Seeing that, in 1993 the company brought up a circular logo they once used in the 50s for diners and cafes, adding the word “always” above it. Together with Christmas-themed ads with polar bears, it made Coca-Cola a traditional family brand.
Pepsi started losing its positions again and went through two rebrands. In 1991, the company separated the brand name from Pepsi Globe and changed the font to Italic Slant in pursuit of modernization (though this variant actually heavily reminds me of a Polish flag…). The company went even further in 1998 and changed the background to blue, toying with the rest of the colors and trying to add more dimension to the icon.

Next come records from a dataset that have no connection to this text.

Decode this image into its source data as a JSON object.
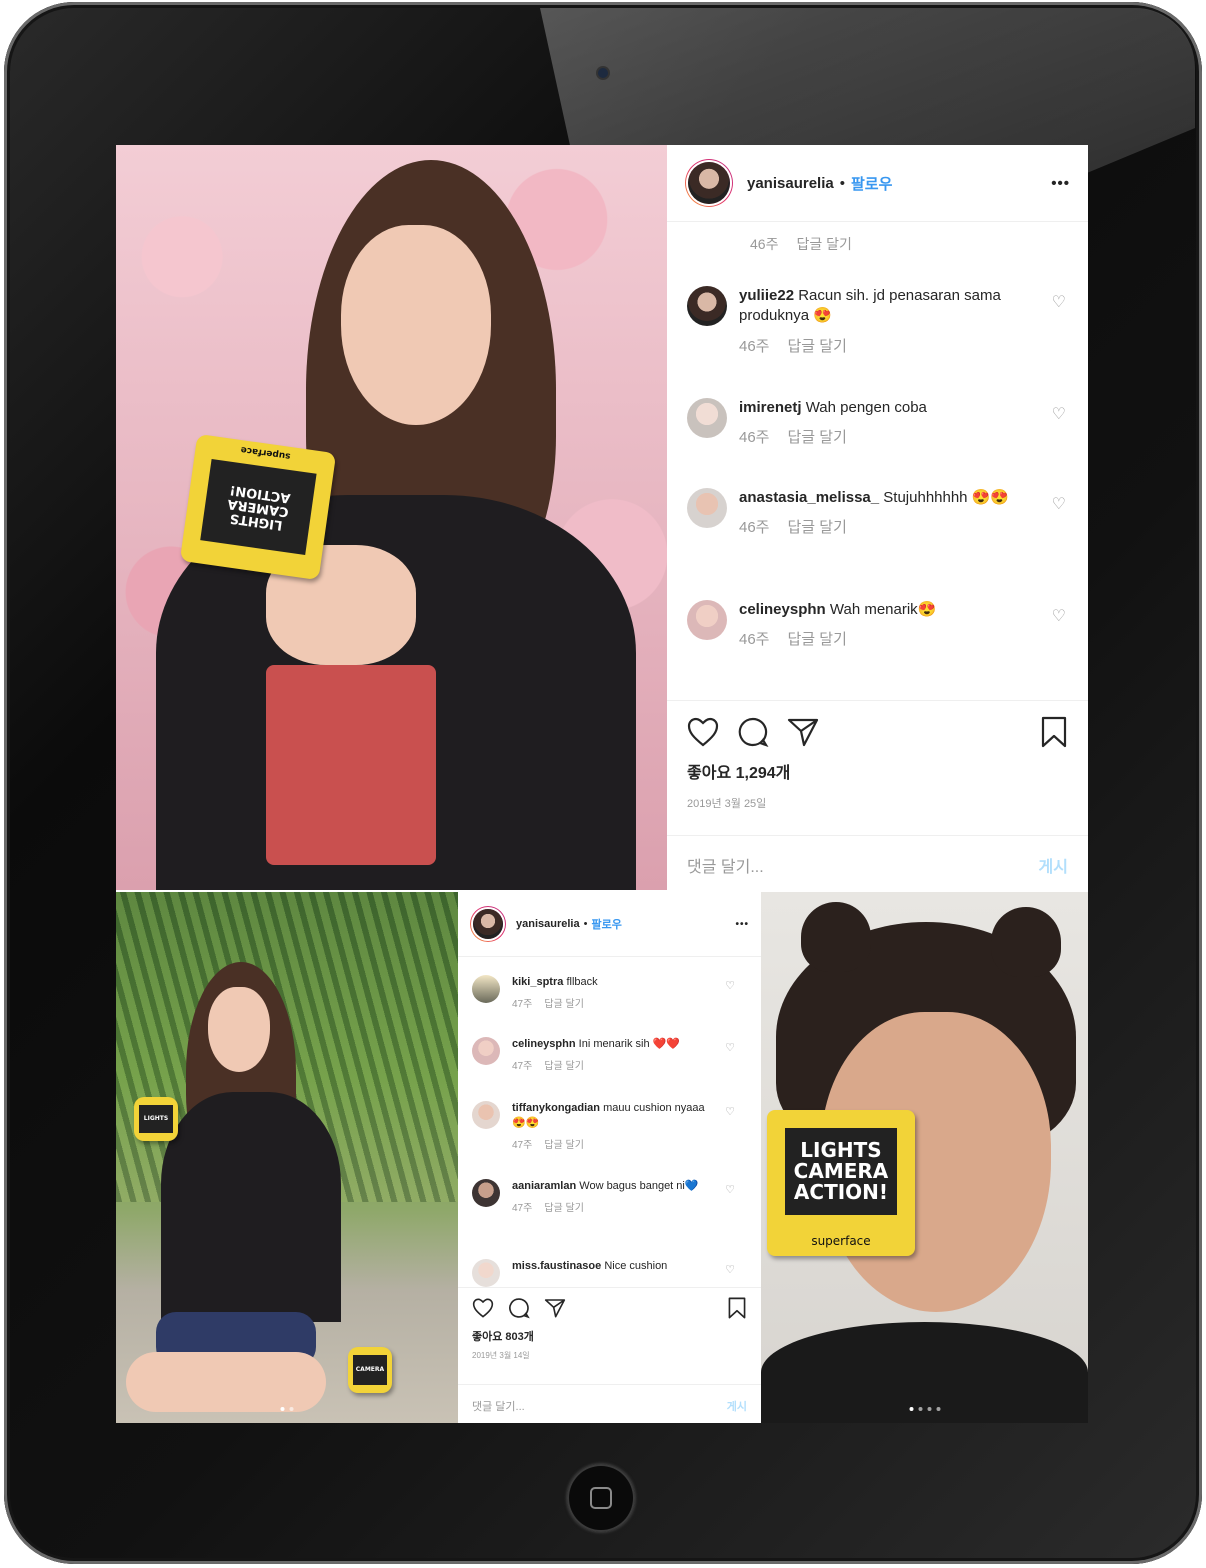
{
  "post_main": {
    "username": "yanisaurelia",
    "follow_label": "팔로우",
    "more_label": "•••",
    "top_meta": {
      "time": "46주",
      "reply": "답글 달기"
    },
    "comments": [
      {
        "user": "yuliie22",
        "text": "Racun sih. jd penasaran sama produknya 😍",
        "time": "46주",
        "reply": "답글 달기"
      },
      {
        "user": "imirenetj",
        "text": "Wah pengen coba",
        "time": "46주",
        "reply": "답글 달기"
      },
      {
        "user": "anastasia_melissa_",
        "text": "Stujuhhhhhh 😍😍",
        "time": "46주",
        "reply": "답글 달기"
      },
      {
        "user": "celineysphn",
        "text": "Wah menarik😍",
        "time": "46주",
        "reply": "답글 달기"
      }
    ],
    "likes": "좋아요 1,294개",
    "date": "2019년 3월 25일",
    "comment_placeholder": "댓글 달기...",
    "post_label": "게시"
  },
  "post_second": {
    "username": "yanisaurelia",
    "follow_label": "팔로우",
    "more_label": "•••",
    "comments": [
      {
        "user": "kiki_sptra",
        "text": "fllback",
        "time": "47주",
        "reply": "답글 달기"
      },
      {
        "user": "celineysphn",
        "text": "Ini menarik sih ❤️❤️",
        "time": "47주",
        "reply": "답글 달기"
      },
      {
        "user": "tiffanykongadian",
        "text": "mauu cushion nyaaa😍😍",
        "time": "47주",
        "reply": "답글 달기"
      },
      {
        "user": "aaniaramlan",
        "text": "Wow bagus banget ni💙",
        "time": "47주",
        "reply": "답글 달기"
      },
      {
        "user": "miss.faustinasoe",
        "text": "Nice cushion",
        "time": "",
        "reply": ""
      }
    ],
    "likes": "좋아요 803개",
    "date": "2019년 3월 14일",
    "comment_placeholder": "댓글 달기...",
    "post_label": "게시"
  },
  "product": {
    "brand": "superface",
    "slogan_lines": [
      "LIGHTS",
      "CAMERA",
      "ACTION!"
    ]
  },
  "colors": {
    "link": "#3897f0",
    "compact": "#f2d338",
    "text": "#262626",
    "muted": "#999999"
  }
}
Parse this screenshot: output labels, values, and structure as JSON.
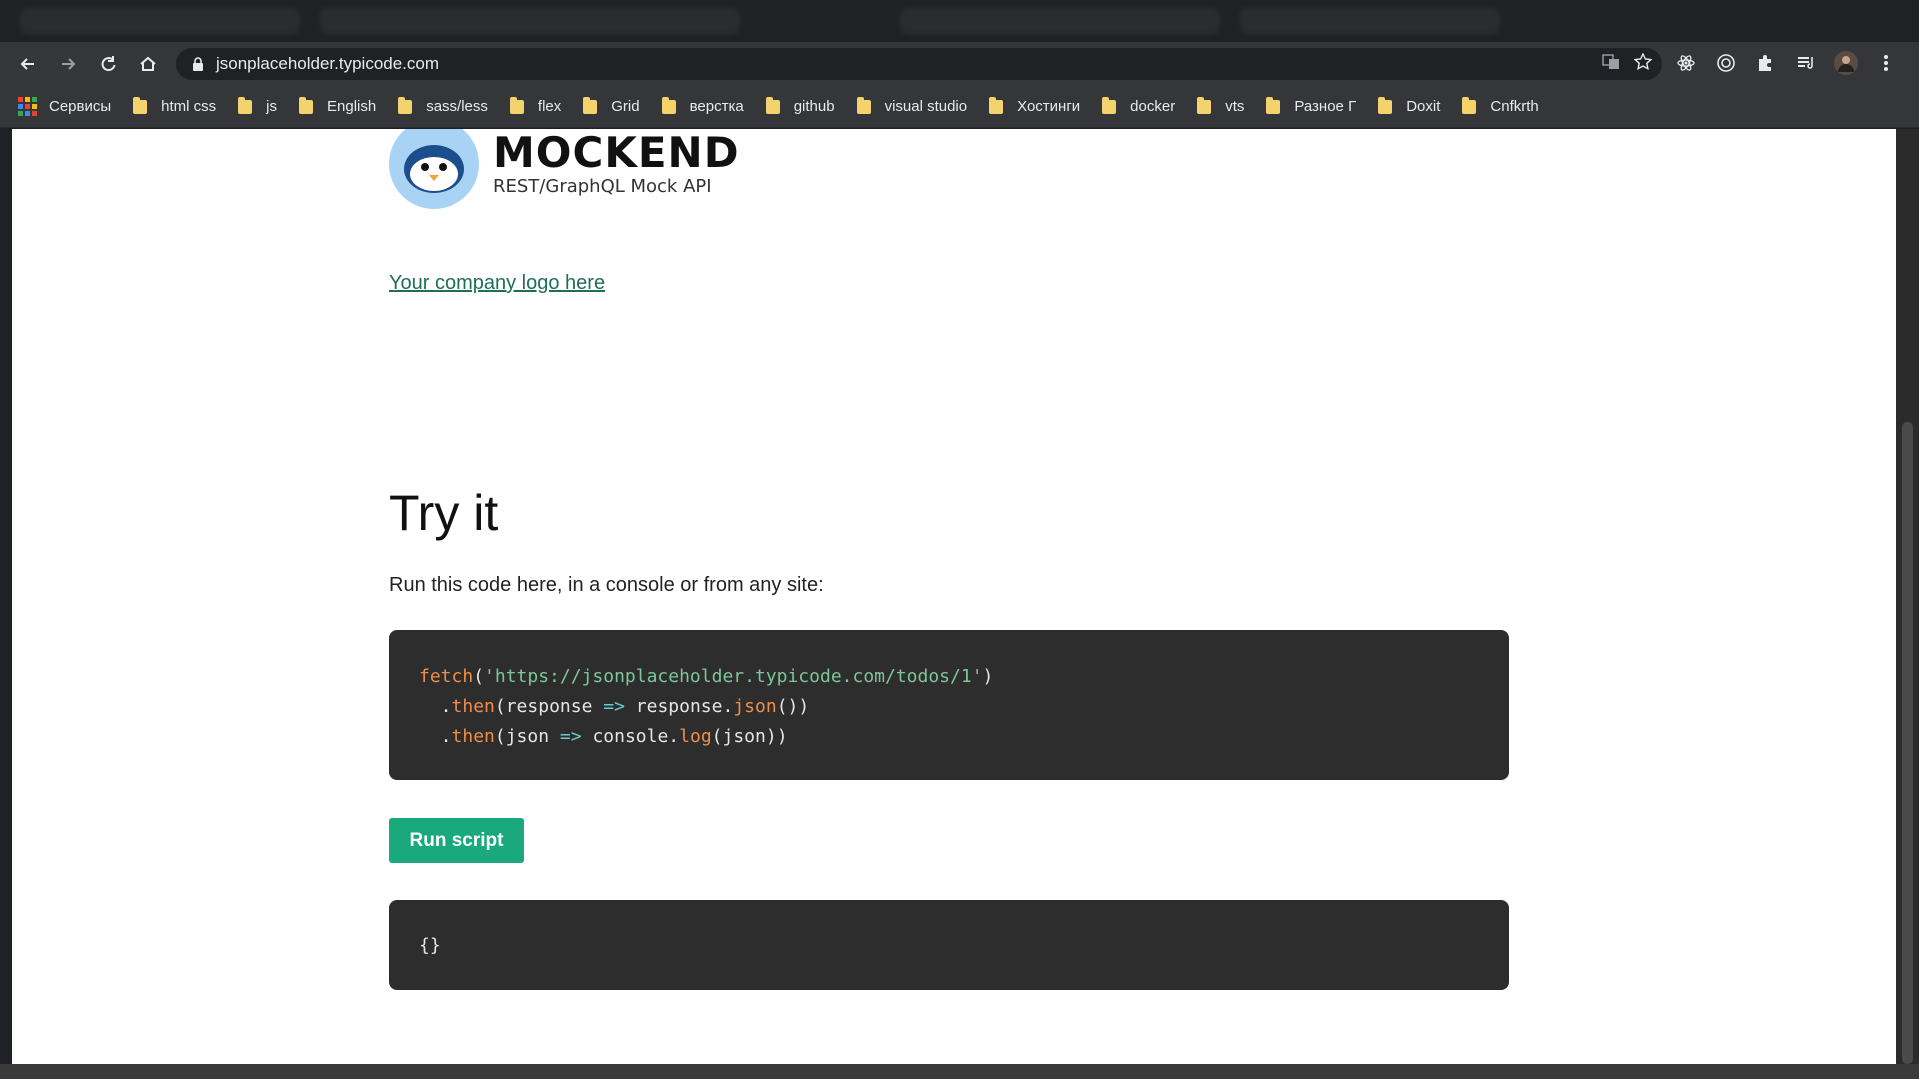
{
  "browser": {
    "url": "jsonplaceholder.typicode.com",
    "bookmarks": [
      {
        "label": "Сервисы",
        "type": "apps"
      },
      {
        "label": "html css",
        "type": "folder"
      },
      {
        "label": "js",
        "type": "folder"
      },
      {
        "label": "English",
        "type": "folder"
      },
      {
        "label": "sass/less",
        "type": "folder"
      },
      {
        "label": "flex",
        "type": "folder"
      },
      {
        "label": "Grid",
        "type": "folder"
      },
      {
        "label": "верстка",
        "type": "folder"
      },
      {
        "label": "github",
        "type": "folder"
      },
      {
        "label": "visual studio",
        "type": "folder"
      },
      {
        "label": "Хостинги",
        "type": "folder"
      },
      {
        "label": "docker",
        "type": "folder"
      },
      {
        "label": "vts",
        "type": "folder"
      },
      {
        "label": "Разное Г",
        "type": "folder"
      },
      {
        "label": "Doxit",
        "type": "folder"
      },
      {
        "label": "Cnfkrth",
        "type": "folder"
      }
    ]
  },
  "page": {
    "brand": {
      "title": "MOCKEND",
      "subtitle": "REST/GraphQL Mock API"
    },
    "company_link": "Your company logo here",
    "heading": "Try it",
    "lead": "Run this code here, in a console or from any site:",
    "code": {
      "fn": "fetch",
      "url": "'https://jsonplaceholder.typicode.com/todos/1'",
      "line2_method": "then",
      "line2_arg": "response",
      "line2_obj": "response",
      "line2_call": "json",
      "line3_method": "then",
      "line3_arg": "json",
      "line3_obj": "console",
      "line3_call": "log",
      "line3_param": "json"
    },
    "run_button": "Run script",
    "result": "{}"
  },
  "colors": {
    "accent": "#1aa97b",
    "link": "#1f6e58",
    "code_bg": "#2d2d2d"
  }
}
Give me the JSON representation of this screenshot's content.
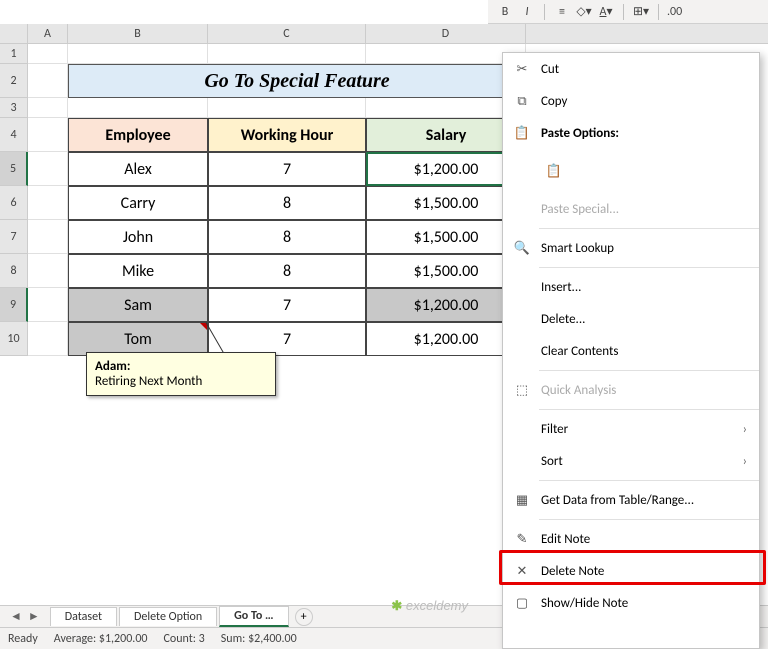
{
  "title": "Go To Special Feature",
  "columns": [
    "A",
    "B",
    "C",
    "D"
  ],
  "headers": {
    "employee": "Employee",
    "working_hour": "Working Hour",
    "salary": "Salary"
  },
  "rows": [
    {
      "n": 5,
      "emp": "Alex",
      "wh": "7",
      "sal": "$1,200.00",
      "sel": false,
      "active": true
    },
    {
      "n": 6,
      "emp": "Carry",
      "wh": "8",
      "sal": "$1,500.00",
      "sel": false
    },
    {
      "n": 7,
      "emp": "John",
      "wh": "8",
      "sal": "$1,500.00",
      "sel": false
    },
    {
      "n": 8,
      "emp": "Mike",
      "wh": "8",
      "sal": "$1,500.00",
      "sel": false
    },
    {
      "n": 9,
      "emp": "Sam",
      "wh": "7",
      "sal": "$1,200.00",
      "sel": true
    },
    {
      "n": 10,
      "emp": "Tom",
      "wh": "7",
      "sal": "$1,200.00",
      "sel": true
    }
  ],
  "comment": {
    "author": "Adam:",
    "text": "Retiring Next Month"
  },
  "tabs": {
    "items": [
      "Dataset",
      "Delete Option",
      "Go To …"
    ],
    "active": 2
  },
  "status": {
    "ready": "Ready",
    "avg": "Average: $1,200.00",
    "count": "Count: 3",
    "sum": "Sum: $2,400.00"
  },
  "context_menu": {
    "cut": "Cut",
    "copy": "Copy",
    "paste_options": "Paste Options:",
    "paste_special": "Paste Special...",
    "smart_lookup": "Smart Lookup",
    "insert": "Insert...",
    "delete": "Delete...",
    "clear": "Clear Contents",
    "quick_analysis": "Quick Analysis",
    "filter": "Filter",
    "sort": "Sort",
    "get_data": "Get Data from Table/Range...",
    "edit_note": "Edit Note",
    "delete_note": "Delete Note",
    "show_hide_note": "Show/Hide Note"
  },
  "watermark": "exceldemy"
}
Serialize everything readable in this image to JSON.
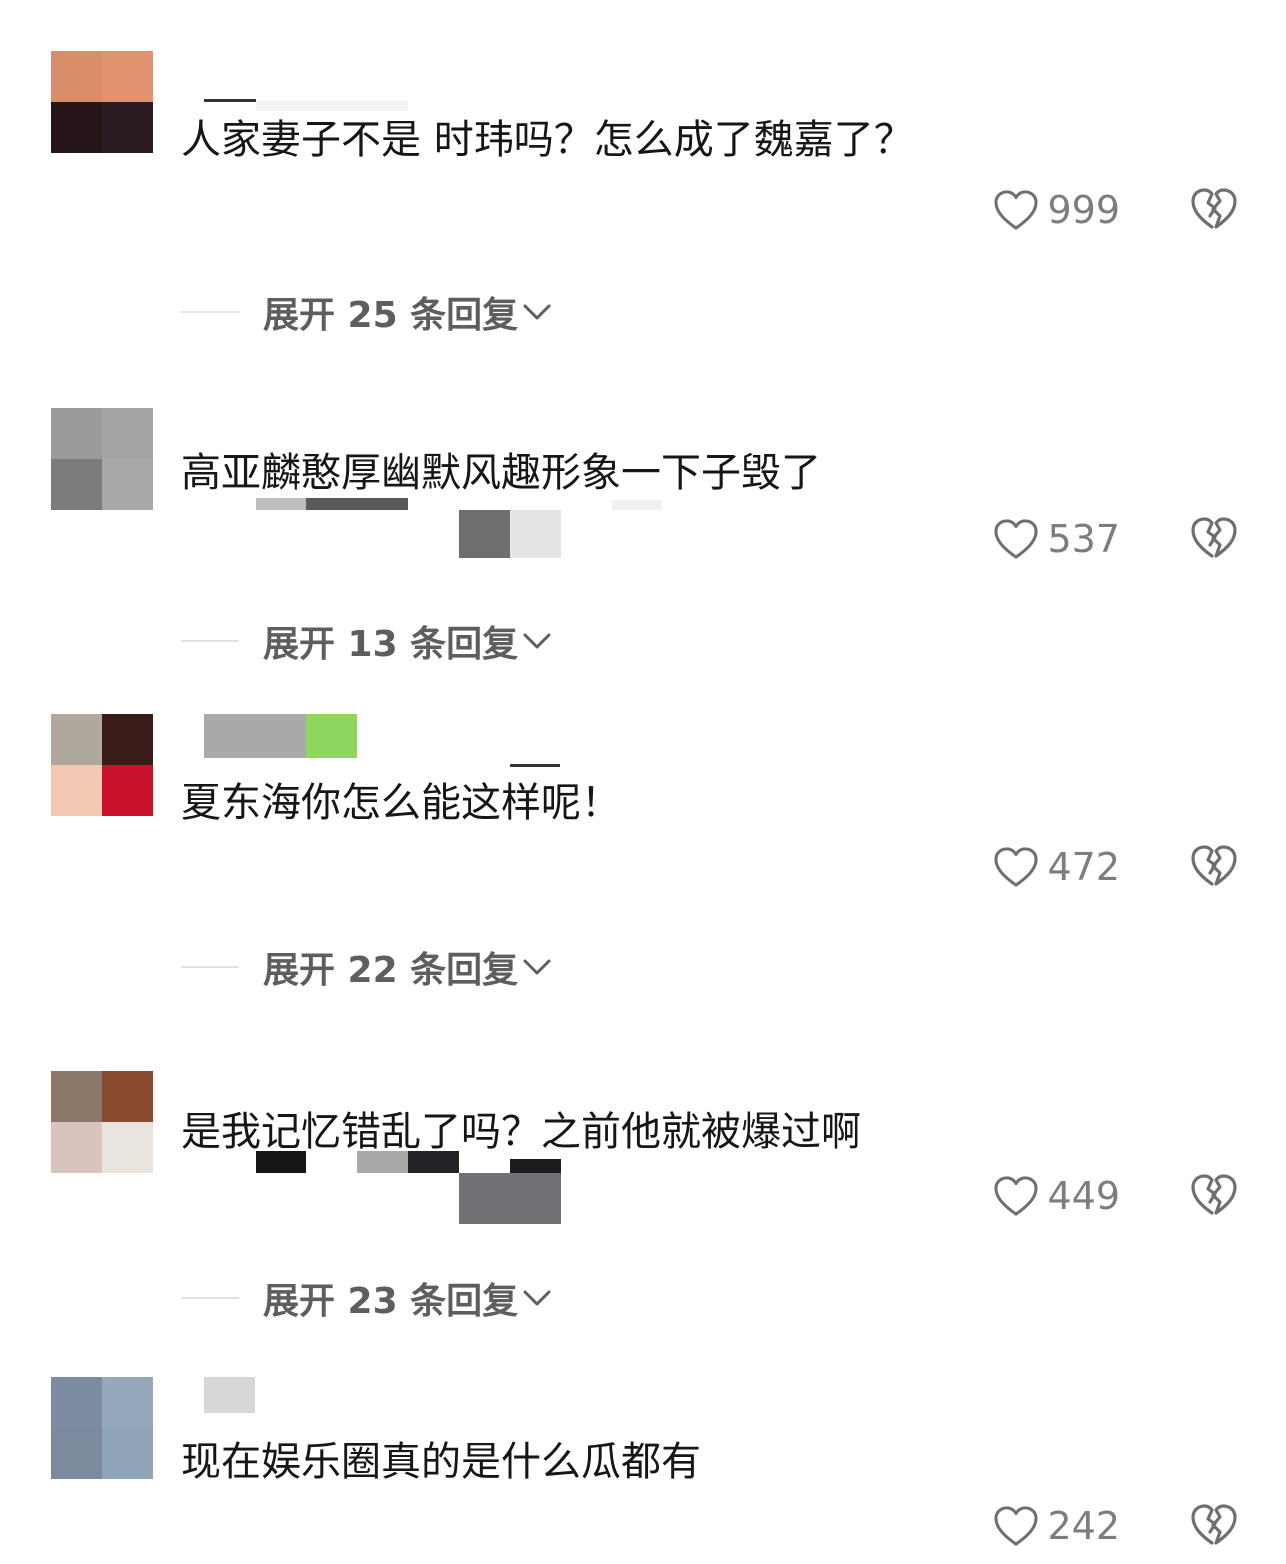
{
  "comments": [
    {
      "text": "人家妻子不是 时玮吗？怎么成了魏嘉了？",
      "likes": "999",
      "replies_label": "展开 25 条回复",
      "avatar_colors": [
        "#d98d68",
        "#e0936e",
        "#251418",
        "#2a1c22"
      ]
    },
    {
      "text": "高亚麟憨厚幽默风趣形象一下子毁了",
      "likes": "537",
      "replies_label": "展开 13 条回复",
      "avatar_colors": [
        "#9a9a9a",
        "#a4a4a4",
        "#7c7c7c",
        "#a8a8a8"
      ]
    },
    {
      "text": "夏东海你怎么能这样呢！",
      "likes": "472",
      "replies_label": "展开 22 条回复",
      "avatar_colors": [
        "#b0a79f",
        "#3a1c1a",
        "#f3c8b2",
        "#c8102a"
      ]
    },
    {
      "text": "是我记忆错乱了吗？之前他就被爆过啊",
      "likes": "449",
      "replies_label": "展开 23 条回复",
      "avatar_colors": [
        "#8c7868",
        "#8a4a30",
        "#d8c4bd",
        "#e9e4de"
      ]
    },
    {
      "text": "现在娱乐圈真的是什么瓜都有",
      "likes": "242",
      "replies_label": "",
      "avatar_colors": [
        "#7c8ca0",
        "#96a9bc",
        "#7b8b9e",
        "#90a4b8"
      ]
    }
  ]
}
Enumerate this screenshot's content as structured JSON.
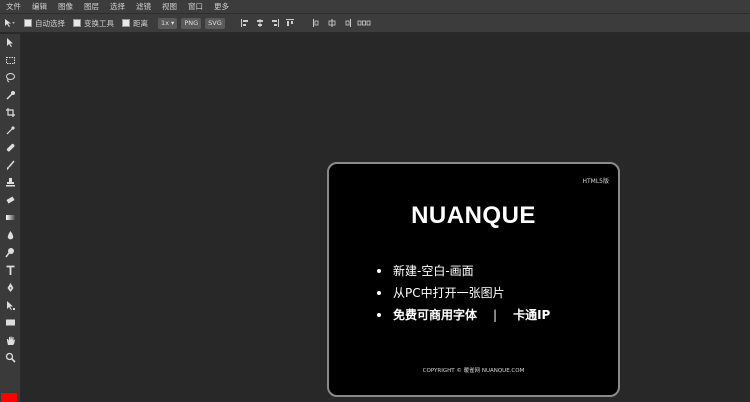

ADDING DYNAMICS (the 2000s)
With the new century knocking on the door, both companies tried to add more graphical content to their logos. In 2002, Coca-Cola started using a more dynamic design for their wave, adding yellow colour to their traditional white-and-red palette. They also added small water droplets to make their logo more visual.
At nearly the same time, Pepsi made their logo more 3D-like, and, instead of water droplets, decided to add ice to the background. Together with already traditional blue colour, it added the effect of coolness.
The companies did not stop at that. Their logos had many variations, such as a 2007 red Coca-Cola disc or 2006 minimalistic version of Pepsi Globe with a company name beneath it. At that time, Pepsi was leading the market again.
MODERN TIMES AND MINIMALISM (the 2010s)
With global trends changing faster than new iPhone versions were released, companies decided not to limit themselves in their creative decisions. Both had several logo versions at a time, though Coca-Cola, as a traditional brand. remained faithful to its roots and started using their brand name colored red.
Pepsi, on the other hand, went through a drastic rebranding again, changing their font to a very thin Sans Serif and setting the globe to the left side. The brand solidified its positions as a youth brand and continued to move their marketing campaigns in that direction.
With minimalism becoming a major trend in the 2010s, both companies looked for other ways to simplify their logos. Coke returned the wave, although this time it was not dynamic and stuck only to white colour on the red background. Pepsi took away the line over the Globe and made it more prominent, putting the brand name beneath it (again).
As we can see, both companies had a strikingly different campaigns and ways of their brand development, including their logo design strategies. While Coca-Cola remained faithful to traditions, Pepsi has become a teenager brand. The most curious thing is that the question about who’s more popular remains unanswered – Cola might be more recognizable, but everyone says that Pepsi tastes better…or not? Let us know which one you prefer in the comments below!